Repeat the listing below in full.
----- Task material -----
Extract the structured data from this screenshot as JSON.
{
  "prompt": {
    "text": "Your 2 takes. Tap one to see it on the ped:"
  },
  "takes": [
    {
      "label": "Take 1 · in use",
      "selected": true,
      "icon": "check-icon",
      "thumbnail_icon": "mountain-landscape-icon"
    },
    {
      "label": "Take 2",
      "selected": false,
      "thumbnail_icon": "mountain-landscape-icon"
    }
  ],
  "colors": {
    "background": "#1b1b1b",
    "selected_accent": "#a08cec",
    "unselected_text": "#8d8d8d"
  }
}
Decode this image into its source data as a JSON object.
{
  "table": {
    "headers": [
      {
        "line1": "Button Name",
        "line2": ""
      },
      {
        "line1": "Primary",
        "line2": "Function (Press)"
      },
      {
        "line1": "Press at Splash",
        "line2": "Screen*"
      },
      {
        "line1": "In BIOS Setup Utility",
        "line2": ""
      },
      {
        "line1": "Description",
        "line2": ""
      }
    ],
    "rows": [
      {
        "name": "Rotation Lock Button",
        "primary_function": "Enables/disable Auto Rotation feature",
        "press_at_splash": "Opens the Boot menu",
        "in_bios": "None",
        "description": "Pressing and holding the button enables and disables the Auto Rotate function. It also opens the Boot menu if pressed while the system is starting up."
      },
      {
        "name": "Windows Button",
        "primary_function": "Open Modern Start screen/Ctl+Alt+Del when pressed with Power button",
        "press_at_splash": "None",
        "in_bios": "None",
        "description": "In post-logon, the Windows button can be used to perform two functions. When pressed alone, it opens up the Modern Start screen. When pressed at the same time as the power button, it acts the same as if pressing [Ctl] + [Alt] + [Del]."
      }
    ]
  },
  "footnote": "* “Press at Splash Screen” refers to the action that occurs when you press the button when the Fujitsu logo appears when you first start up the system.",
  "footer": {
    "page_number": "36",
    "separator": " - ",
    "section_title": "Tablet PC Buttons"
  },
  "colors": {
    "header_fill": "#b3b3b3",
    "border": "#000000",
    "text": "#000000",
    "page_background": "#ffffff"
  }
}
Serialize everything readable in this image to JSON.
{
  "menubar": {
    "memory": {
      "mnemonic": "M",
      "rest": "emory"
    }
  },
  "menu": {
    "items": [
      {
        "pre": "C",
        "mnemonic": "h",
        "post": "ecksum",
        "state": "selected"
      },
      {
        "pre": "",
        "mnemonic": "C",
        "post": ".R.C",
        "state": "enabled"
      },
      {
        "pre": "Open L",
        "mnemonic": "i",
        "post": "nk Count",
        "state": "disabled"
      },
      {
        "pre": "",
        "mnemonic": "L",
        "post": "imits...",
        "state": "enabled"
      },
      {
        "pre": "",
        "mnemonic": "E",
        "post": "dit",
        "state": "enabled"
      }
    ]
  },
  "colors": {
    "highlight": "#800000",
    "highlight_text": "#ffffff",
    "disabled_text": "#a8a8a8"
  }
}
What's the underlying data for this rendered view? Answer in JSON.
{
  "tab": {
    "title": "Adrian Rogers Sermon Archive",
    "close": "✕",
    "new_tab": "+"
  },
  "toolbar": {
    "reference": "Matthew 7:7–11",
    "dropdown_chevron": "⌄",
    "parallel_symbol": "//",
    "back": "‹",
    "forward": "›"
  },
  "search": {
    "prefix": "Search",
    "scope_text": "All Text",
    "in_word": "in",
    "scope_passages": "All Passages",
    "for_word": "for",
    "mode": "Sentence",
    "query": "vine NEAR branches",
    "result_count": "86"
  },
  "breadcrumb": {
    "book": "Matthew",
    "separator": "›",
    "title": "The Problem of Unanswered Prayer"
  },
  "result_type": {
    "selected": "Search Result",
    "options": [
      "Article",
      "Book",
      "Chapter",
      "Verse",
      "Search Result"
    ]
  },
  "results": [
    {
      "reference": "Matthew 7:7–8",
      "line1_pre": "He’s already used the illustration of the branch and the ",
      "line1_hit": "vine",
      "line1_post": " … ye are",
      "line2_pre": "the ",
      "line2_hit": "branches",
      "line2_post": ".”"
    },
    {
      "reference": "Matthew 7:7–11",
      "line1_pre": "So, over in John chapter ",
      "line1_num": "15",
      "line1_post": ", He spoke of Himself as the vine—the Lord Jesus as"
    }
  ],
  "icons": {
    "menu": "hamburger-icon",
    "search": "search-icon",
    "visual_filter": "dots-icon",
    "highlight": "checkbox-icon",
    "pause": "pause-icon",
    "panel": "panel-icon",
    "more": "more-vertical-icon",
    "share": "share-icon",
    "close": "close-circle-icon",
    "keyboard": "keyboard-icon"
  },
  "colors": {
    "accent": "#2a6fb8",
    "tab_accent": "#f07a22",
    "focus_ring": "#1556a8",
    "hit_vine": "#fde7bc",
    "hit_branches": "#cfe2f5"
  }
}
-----
→ Output of the task:
Extract the structured data from this screenshot as JSON.
{
  "prompt": {
    "text": "Your 2 takes. Tap one to see it on the ped:"
  },
  "takes": [
    {
      "label": "Take 1 · in use",
      "selected": true,
      "icon": "check-icon",
      "thumbnail_icon": "mountain-landscape-icon"
    },
    {
      "label": "Take 2",
      "selected": false,
      "thumbnail_icon": "mountain-landscape-icon"
    }
  ],
  "colors": {
    "background": "#1b1b1b",
    "selected_accent": "#a08cec",
    "unselected_text": "#8d8d8d"
  }
}
Decode this image into its source data as a JSON object.
{
  "table": {
    "headers": [
      {
        "line1": "Button Name",
        "line2": ""
      },
      {
        "line1": "Primary",
        "line2": "Function (Press)"
      },
      {
        "line1": "Press at Splash",
        "line2": "Screen*"
      },
      {
        "line1": "In BIOS Setup Utility",
        "line2": ""
      },
      {
        "line1": "Description",
        "line2": ""
      }
    ],
    "rows": [
      {
        "name": "Rotation Lock Button",
        "primary_function": "Enables/disable Auto Rotation feature",
        "press_at_splash": "Opens the Boot menu",
        "in_bios": "None",
        "description": "Pressing and holding the button enables and disables the Auto Rotate function. It also opens the Boot menu if pressed while the system is starting up."
      },
      {
        "name": "Windows Button",
        "primary_function": "Open Modern Start screen/Ctl+Alt+Del when pressed with Power button",
        "press_at_splash": "None",
        "in_bios": "None",
        "description": "In post-logon, the Windows button can be used to perform two functions. When pressed alone, it opens up the Modern Start screen. When pressed at the same time as the power button, it acts the same as if pressing [Ctl] + [Alt] + [Del]."
      }
    ]
  },
  "footnote": "* “Press at Splash Screen” refers to the action that occurs when you press the button when the Fujitsu logo appears when you first start up the system.",
  "footer": {
    "page_number": "36",
    "separator": " - ",
    "section_title": "Tablet PC Buttons"
  },
  "colors": {
    "header_fill": "#b3b3b3",
    "border": "#000000",
    "text": "#000000",
    "page_background": "#ffffff"
  }
}
Serialize everything readable in this image to JSON.
{
  "menubar": {
    "memory": {
      "mnemonic": "M",
      "rest": "emory"
    }
  },
  "menu": {
    "items": [
      {
        "pre": "C",
        "mnemonic": "h",
        "post": "ecksum",
        "state": "selected"
      },
      {
        "pre": "",
        "mnemonic": "C",
        "post": ".R.C",
        "state": "enabled"
      },
      {
        "pre": "Open L",
        "mnemonic": "i",
        "post": "nk Count",
        "state": "disabled"
      },
      {
        "pre": "",
        "mnemonic": "L",
        "post": "imits...",
        "state": "enabled"
      },
      {
        "pre": "",
        "mnemonic": "E",
        "post": "dit",
        "state": "enabled"
      }
    ]
  },
  "colors": {
    "highlight": "#800000",
    "highlight_text": "#ffffff",
    "disabled_text": "#a8a8a8"
  }
}
What's the underlying data for this rendered view? Answer in JSON.
{
  "tab": {
    "title": "Adrian Rogers Sermon Archive",
    "close": "✕",
    "new_tab": "+"
  },
  "toolbar": {
    "reference": "Matthew 7:7–11",
    "dropdown_chevron": "⌄",
    "parallel_symbol": "//",
    "back": "‹",
    "forward": "›"
  },
  "search": {
    "prefix": "Search",
    "scope_text": "All Text",
    "in_word": "in",
    "scope_passages": "All Passages",
    "for_word": "for",
    "mode": "Sentence",
    "query": "vine NEAR branches",
    "result_count": "86"
  },
  "breadcrumb": {
    "book": "Matthew",
    "separator": "›",
    "title": "The Problem of Unanswered Prayer"
  },
  "result_type": {
    "selected": "Search Result",
    "options": [
      "Article",
      "Book",
      "Chapter",
      "Verse",
      "Search Result"
    ]
  },
  "results": [
    {
      "reference": "Matthew 7:7–8",
      "line1_pre": "He’s already used the illustration of the branch and the ",
      "line1_hit": "vine",
      "line1_post": " … ye are",
      "line2_pre": "the ",
      "line2_hit": "branches",
      "line2_post": ".”"
    },
    {
      "reference": "Matthew 7:7–11",
      "line1_pre": "So, over in John chapter ",
      "line1_num": "15",
      "line1_post": ", He spoke of Himself as the vine—the Lord Jesus as"
    }
  ],
  "icons": {
    "menu": "hamburger-icon",
    "search": "search-icon",
    "visual_filter": "dots-icon",
    "highlight": "checkbox-icon",
    "pause": "pause-icon",
    "panel": "panel-icon",
    "more": "more-vertical-icon",
    "share": "share-icon",
    "close": "close-circle-icon",
    "keyboard": "keyboard-icon"
  },
  "colors": {
    "accent": "#2a6fb8",
    "tab_accent": "#f07a22",
    "focus_ring": "#1556a8",
    "hit_vine": "#fde7bc",
    "hit_branches": "#cfe2f5"
  }
}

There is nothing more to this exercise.